Showing posts from July, 2018

Ways to Deal with Nerves: Gaining Good Game Experience

One reason why athletes get nervous and choke in games is because they are inexperienced with pressure situations in games. If it is their first time playing in a big game, the stage may feel too big for them and they will get nervous. A solution for this is to simply gain more experience with pressure situations in games. However, not all experiences are equal. It needs to be good experience. If you've played well in many big games before and have executed well under pressure before, then you will be more confident in future big games and pressure situations. You will know that you are capable of performing well under pressure and everything will be more familiar and less scary to you. This will greatly reduce your nerves. However, this only happens if you've had good experiences. If you've had bad experiences with big games, you may feel more familiar with the environment, which can help, but the thought of possibly choking again can make you even more nervous. If you app

Ways to Deal with Nervousness: Better Self-Talk

Nervousness in games is partially caused by your self-talk. The things you say to yourself, whether out-loud or in your head, influence your emotions, arousal level, and nervousness. Pressure is somewhat subjective. Pressure situations in games are only pressure situations if you perceive them to be pressure situations. Your perception of pressure is influenced by your self-talk. If you say/think things such as "This is such an important game. I need to win this game," you will feel nervous because the fear of failure scares you. These thoughts are motivating. They make you care and try hard, but they also increase your nervousness. This is usually what you have to deal with when motivating yourself. You have to learn how to motivate yourself while minimizing the nervousness that comes with it. There are other kinds of self-talk that only hurt your performance. They provide mainly nervousness without any real motivation to go along with it. These include thoughts such as &

Ways to Deal with Nervousness: Improving Concentration

Last week I wrote about how breathing and relaxing helps calm nerves and prevents choking. Here is another mental strategy for dealing with nerves: improving concentration. Nerves can be amplified by negative thinking. Thoughts such as “I’m about to lose right now,” “If I make another mistake, I’m going to look so bad,” and “Everyone is watching me. Please don’t embarrass yourself” makes athletes nervous.  The ongoing inner dialogue, or self-talk can sometimes seem impossible to stop,  but it can be stopped. Concentrating completely on the present moment stops thinking altogether. You can’t think and focus entirely on the present moment at the same time. It is meditation. With your negative self-talk cut off, your nervousness has no more fuel and it dies down. So when you feel nervous, try to focus on the present moment. This can be done by focusing on your breathing, the bouncing of a ball, or something else that is actively going on in the present moment. This is very important to d
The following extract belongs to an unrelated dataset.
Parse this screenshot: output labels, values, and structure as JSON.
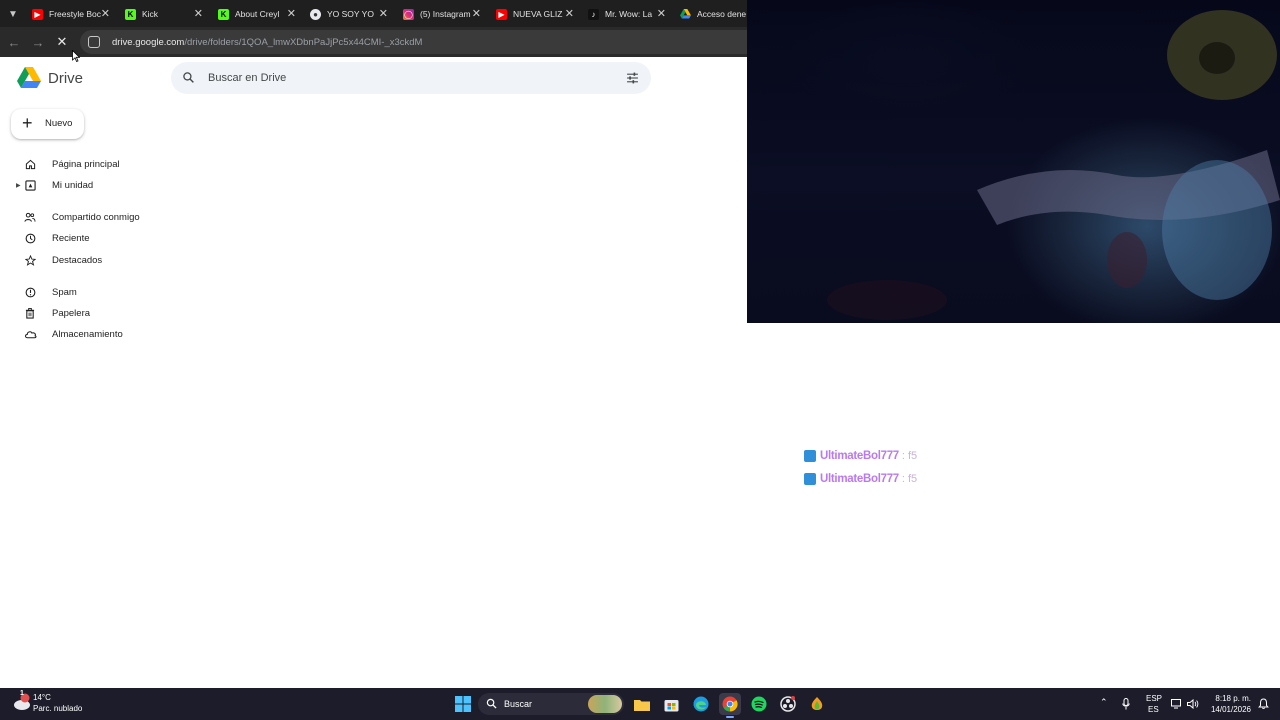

Ways to Deal with Nervousness: Breathe and Relax

My last two posts dealt with the technical and strategic ways that you can deal with nervousness. Those ways are more like compromises since they don’t directly help you get back into a peak performance mindset. In the next few posts, I will write about things you can do mentally to help settle your nerves and get back into a peak performance mindset.  One of the easiest things to do to deal with nerves is to simply take deep breaths and try to relax your muscles. We’ve all heard coaches tell players to relax when they’re nervous. What does that exactly mean? Well some of the symptoms of nerves/choking are tight muscles and shallow breathing. This causes your movements to be awkward and weak as well as making you tired faster. These symptoms are a sign that your conscious mind is trying to control your motor skills, which is not good. This is the main reason why athletes choke (mistakes caused by nervousness). The conscious mind is not as good as the unconscious mind at controlling l

Ways to Deal with Nervousness: High Percentage Strategies

Last week I wrote about changes that you can make to your technique to deal with nervousness and choking. But there are also strategic changes that you can make to prevent choking under pressure. Like I’ve said before, ideally an athlete plays with peak performance and overcomes nervousness and is able to play with their normal technique and strategy. However, this is not always possible. Sometimes athletes let their nerves get to them. By this time, it may be too hard to calm down and relax. In these cases, it is sometimes better to accept your nerves and make strategic changes to prevent choking. Doing this means simply choosing higher percentage shots and decisions in games. If nervousness makes it harder to execute, why make things harder by attempting difficult, low percentage shots? Why not just attempt easier, higher percentage shots? Even while being nervous, you can still be confident of making these shots. Remember, when pressure rises, it is fine motor skills that are affec